··· Given records ···

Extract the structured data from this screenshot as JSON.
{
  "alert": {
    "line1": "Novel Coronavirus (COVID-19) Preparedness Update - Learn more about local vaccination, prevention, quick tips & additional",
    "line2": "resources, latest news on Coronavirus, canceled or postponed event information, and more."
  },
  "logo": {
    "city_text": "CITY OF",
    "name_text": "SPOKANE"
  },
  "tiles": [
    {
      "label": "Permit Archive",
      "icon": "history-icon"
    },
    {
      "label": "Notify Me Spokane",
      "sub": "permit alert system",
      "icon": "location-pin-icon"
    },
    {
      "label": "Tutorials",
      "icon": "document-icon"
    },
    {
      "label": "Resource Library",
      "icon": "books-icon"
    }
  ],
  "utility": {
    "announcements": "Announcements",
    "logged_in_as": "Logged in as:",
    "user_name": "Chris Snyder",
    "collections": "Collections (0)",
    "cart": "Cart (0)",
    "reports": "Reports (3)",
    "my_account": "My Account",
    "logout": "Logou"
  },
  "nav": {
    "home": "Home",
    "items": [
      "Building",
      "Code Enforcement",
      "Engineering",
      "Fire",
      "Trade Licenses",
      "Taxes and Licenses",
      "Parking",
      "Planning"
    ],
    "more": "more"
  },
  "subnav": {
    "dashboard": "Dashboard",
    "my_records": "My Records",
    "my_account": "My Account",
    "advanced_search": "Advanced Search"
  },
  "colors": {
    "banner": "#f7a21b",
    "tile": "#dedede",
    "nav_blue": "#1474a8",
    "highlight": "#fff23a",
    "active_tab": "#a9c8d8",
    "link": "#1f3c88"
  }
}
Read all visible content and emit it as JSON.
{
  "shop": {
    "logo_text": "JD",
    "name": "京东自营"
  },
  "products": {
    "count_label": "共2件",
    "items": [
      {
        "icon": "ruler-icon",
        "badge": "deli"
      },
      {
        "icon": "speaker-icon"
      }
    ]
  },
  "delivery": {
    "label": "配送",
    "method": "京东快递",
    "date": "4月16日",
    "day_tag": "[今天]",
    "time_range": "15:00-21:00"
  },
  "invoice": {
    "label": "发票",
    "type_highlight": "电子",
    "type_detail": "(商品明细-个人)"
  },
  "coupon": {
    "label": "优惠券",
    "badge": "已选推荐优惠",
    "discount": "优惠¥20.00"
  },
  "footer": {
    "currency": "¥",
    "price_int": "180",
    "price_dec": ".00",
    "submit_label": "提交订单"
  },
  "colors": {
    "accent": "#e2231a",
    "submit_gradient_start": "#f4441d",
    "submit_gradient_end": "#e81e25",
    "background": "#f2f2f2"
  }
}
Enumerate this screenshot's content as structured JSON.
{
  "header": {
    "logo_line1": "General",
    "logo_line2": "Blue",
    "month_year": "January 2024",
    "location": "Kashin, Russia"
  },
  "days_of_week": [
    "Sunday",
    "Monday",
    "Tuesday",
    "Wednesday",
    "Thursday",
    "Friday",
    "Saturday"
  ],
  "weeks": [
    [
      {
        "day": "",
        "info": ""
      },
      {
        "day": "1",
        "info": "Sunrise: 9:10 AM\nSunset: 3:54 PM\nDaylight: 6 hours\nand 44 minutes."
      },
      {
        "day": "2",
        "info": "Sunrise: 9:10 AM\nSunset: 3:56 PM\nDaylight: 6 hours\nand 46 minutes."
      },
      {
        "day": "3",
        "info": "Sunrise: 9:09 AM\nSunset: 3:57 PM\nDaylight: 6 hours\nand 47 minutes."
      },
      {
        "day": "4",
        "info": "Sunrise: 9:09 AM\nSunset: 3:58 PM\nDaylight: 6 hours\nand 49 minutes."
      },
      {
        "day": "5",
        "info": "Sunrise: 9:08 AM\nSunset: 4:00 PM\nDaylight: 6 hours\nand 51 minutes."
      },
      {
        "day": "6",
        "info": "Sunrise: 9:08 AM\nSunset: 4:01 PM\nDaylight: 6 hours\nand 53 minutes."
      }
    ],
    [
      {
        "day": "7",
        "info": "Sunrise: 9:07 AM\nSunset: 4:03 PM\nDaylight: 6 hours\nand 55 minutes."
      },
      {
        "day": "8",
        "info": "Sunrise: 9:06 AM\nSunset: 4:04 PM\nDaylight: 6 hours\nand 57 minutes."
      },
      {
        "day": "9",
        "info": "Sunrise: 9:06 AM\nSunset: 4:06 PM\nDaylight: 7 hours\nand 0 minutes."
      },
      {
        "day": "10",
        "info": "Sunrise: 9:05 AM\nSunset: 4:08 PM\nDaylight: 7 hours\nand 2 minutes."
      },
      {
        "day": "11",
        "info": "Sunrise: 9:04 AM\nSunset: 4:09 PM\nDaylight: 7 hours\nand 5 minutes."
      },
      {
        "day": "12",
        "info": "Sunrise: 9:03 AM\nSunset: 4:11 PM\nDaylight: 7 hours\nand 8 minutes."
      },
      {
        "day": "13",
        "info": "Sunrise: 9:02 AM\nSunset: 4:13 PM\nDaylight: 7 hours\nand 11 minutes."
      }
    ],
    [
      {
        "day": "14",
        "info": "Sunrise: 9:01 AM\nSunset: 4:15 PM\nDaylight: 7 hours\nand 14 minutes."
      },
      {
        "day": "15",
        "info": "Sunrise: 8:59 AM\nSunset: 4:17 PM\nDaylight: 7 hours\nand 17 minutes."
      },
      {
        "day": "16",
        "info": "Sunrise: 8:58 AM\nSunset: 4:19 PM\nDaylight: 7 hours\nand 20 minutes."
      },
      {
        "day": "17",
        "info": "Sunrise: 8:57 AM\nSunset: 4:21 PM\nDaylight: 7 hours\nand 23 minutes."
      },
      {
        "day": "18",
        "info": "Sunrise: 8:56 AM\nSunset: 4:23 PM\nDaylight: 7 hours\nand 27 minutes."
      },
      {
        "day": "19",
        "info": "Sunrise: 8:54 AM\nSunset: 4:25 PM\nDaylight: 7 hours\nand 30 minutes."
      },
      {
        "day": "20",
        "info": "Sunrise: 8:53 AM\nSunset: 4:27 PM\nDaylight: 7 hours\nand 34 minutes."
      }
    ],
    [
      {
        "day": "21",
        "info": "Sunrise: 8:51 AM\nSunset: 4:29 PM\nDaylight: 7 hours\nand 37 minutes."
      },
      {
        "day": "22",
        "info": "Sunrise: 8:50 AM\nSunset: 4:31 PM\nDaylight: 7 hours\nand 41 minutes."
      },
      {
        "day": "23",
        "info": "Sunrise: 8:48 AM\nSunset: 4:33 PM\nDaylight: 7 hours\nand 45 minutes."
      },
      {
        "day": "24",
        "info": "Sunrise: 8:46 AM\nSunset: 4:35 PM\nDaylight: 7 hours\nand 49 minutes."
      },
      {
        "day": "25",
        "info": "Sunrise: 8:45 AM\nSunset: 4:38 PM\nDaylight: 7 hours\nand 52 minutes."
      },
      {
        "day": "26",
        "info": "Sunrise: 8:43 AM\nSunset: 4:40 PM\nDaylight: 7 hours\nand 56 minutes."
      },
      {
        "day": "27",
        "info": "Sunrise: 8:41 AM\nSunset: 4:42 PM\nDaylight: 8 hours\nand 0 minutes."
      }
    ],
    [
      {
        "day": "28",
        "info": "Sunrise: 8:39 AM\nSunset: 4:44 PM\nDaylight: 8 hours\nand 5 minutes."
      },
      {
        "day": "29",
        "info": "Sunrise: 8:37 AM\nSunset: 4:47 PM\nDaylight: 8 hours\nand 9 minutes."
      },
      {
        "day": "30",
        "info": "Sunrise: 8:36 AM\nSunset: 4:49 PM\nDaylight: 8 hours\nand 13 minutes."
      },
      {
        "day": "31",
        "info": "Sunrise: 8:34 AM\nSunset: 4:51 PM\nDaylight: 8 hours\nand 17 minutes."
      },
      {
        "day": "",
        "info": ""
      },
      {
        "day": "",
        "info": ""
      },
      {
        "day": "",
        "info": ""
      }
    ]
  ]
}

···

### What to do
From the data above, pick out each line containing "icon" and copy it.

### Worked solution
      "icon": "history-icon"
      "icon": "location-pin-icon"
      "icon": "document-icon"
      "icon": "books-icon"
        "icon": "ruler-icon",
        "icon": "speaker-icon"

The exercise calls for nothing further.